              TABLE 2______________________________________Replicate ObservationsWithin Stratum Variances       As Rc'd             As Rec'd       Ash   Sul______________________________________ 1            0.8566  0.0210 2            1.0060  0.0201 3            0.8535  0.0191 4            0.6141  0.0261 5            0.6815  0.0273 6            0.6470  0.0162 7            0.6306  0.0256 8            0.9097  0.0184 9            1.1224  0.024510            0.9097  0.019911            1.4831  0.039212            0.9257  0.028213            1.0058  0.024714            1.4279  0.037215            1.0612  0.024016            0.3843  0.034217            0.7617  0.016718            0.4258  0.029819            0.8091  0.011120            0.7882  0.011221            0.6335  0.013722            0.8406  0.025123            0.5937  0.028524            0.7421  0.019925            0.9272  0.023326            0.6296  0.042027            1.3545  0.026428            0.5717  0.049929            1.0281  0.034430            0.5880  0.0194Max           1.4831  0.0499Min           0.3843  0.0111Avg           0.8404  0.0252______________________________________

The grand average at the foot of each column is the full test estimate of the instrument average precision variance of a single one minute member of a pair. A comparison with the values obtained by the Grubbs Estimators immediately shows the implication of applicant's invention expressed in terms of measurement precision. Applying the Grubbs Estimators Procedure to exactly the same data, the following results were obtained.

______________________________________                   Stratified       Grubbs      Replicate FDetermination       Estimators  Observations                             Ratio______________________________________As Rec'd Ash       0.311       0.142     4.80As Rec'd Sulfur       0.034       0.025     1.85______________________________________

It is noted that on-average of the Grubbs Estimators test results might be expected to yield variance estimates as much as 300% larger than that obtained by applicant's invention.

While this invention has been described in its preferred embodiment, it must be realized that variations therefrom may be made without departing from the true scope and spirit of the invention.

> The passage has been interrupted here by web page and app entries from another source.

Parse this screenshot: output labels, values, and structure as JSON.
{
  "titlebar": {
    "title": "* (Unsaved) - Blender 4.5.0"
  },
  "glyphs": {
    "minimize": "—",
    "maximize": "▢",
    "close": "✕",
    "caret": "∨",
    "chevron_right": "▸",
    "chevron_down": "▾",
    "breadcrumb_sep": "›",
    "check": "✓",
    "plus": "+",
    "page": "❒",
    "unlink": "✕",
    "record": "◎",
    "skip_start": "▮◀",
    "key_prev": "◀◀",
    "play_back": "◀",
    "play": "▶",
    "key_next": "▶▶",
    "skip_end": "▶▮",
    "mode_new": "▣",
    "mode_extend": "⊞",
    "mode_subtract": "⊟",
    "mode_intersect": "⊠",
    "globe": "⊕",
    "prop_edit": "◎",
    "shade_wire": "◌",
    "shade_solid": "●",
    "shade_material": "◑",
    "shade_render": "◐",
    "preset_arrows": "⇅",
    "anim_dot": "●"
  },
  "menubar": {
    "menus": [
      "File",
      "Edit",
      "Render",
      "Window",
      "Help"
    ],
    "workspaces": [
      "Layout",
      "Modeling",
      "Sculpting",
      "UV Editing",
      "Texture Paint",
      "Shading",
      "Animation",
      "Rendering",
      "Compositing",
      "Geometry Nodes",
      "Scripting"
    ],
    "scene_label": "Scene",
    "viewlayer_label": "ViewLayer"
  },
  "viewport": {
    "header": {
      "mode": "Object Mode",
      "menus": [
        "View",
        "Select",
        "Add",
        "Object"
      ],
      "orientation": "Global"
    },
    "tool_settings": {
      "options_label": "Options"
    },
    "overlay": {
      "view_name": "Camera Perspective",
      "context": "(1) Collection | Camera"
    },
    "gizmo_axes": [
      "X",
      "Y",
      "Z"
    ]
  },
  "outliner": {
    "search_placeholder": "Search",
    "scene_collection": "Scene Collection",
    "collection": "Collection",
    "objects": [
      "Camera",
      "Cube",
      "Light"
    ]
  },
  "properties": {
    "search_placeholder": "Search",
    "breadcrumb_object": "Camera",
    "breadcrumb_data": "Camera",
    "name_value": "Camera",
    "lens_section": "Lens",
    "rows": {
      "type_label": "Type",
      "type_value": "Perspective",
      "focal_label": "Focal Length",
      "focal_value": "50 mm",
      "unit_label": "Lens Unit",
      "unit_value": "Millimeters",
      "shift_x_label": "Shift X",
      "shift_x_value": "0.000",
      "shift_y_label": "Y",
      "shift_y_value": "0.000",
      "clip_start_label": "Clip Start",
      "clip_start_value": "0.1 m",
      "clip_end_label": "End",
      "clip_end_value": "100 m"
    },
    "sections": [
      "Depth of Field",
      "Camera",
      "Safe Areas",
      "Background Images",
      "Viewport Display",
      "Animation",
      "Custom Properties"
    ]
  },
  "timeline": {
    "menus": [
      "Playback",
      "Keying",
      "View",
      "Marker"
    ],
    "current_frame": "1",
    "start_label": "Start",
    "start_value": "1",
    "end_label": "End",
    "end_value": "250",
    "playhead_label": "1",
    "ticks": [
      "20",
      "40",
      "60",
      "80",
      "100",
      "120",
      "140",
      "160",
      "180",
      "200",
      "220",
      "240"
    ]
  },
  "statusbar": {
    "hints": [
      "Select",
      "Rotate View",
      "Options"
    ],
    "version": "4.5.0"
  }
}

Patent Citations
Cited PatentFiling datePublication dateApplicantTitle
US5072387 *Dec 20, 1989Dec 10, 1991Chevron Research And Technology CompanyMethod for determining a transit time for a radioactive tracer
Referenced by
Citing PatentFiling datePublication dateApplicantTitle
US6560562Feb 14, 2001May 6, 2003Gregory GouldMethod of estimating precision of apparatus
US6718221May 21, 2003Apr 6, 2004University Of Kentucky Research FoundationNonparametric control chart for the range
US6980875Apr 5, 2004Dec 27, 2005University Of Kentucky Research FoundationNonparametric control chart for the range
WO2002065247A2 *Feb 13, 2002Aug 22, 2002Gould GregoryMethod of estimating precision of apparatus
U.S. Classification702/181, 702/60
International ClassificationG12B13/00
Cooperative ClassificationG12B13/00
European ClassificationG12B13/00
Legal Events
Oct 2, 2007FPExpired due to failure to pay maintenance fee
Effective date: 20070810
Aug 10, 2007LAPSLapse for failure to pay maintenance fees
Feb 28, 2007REMIMaintenance fee reminder mailed
Mar 14, 2003FPAYFee payment
Year of fee payment: 4
Mar 14, 2003SULPSurcharge for late payment
Feb 26, 2003REMIMaintenance fee reminder mailed
May 30, 2000CCCertificate of correction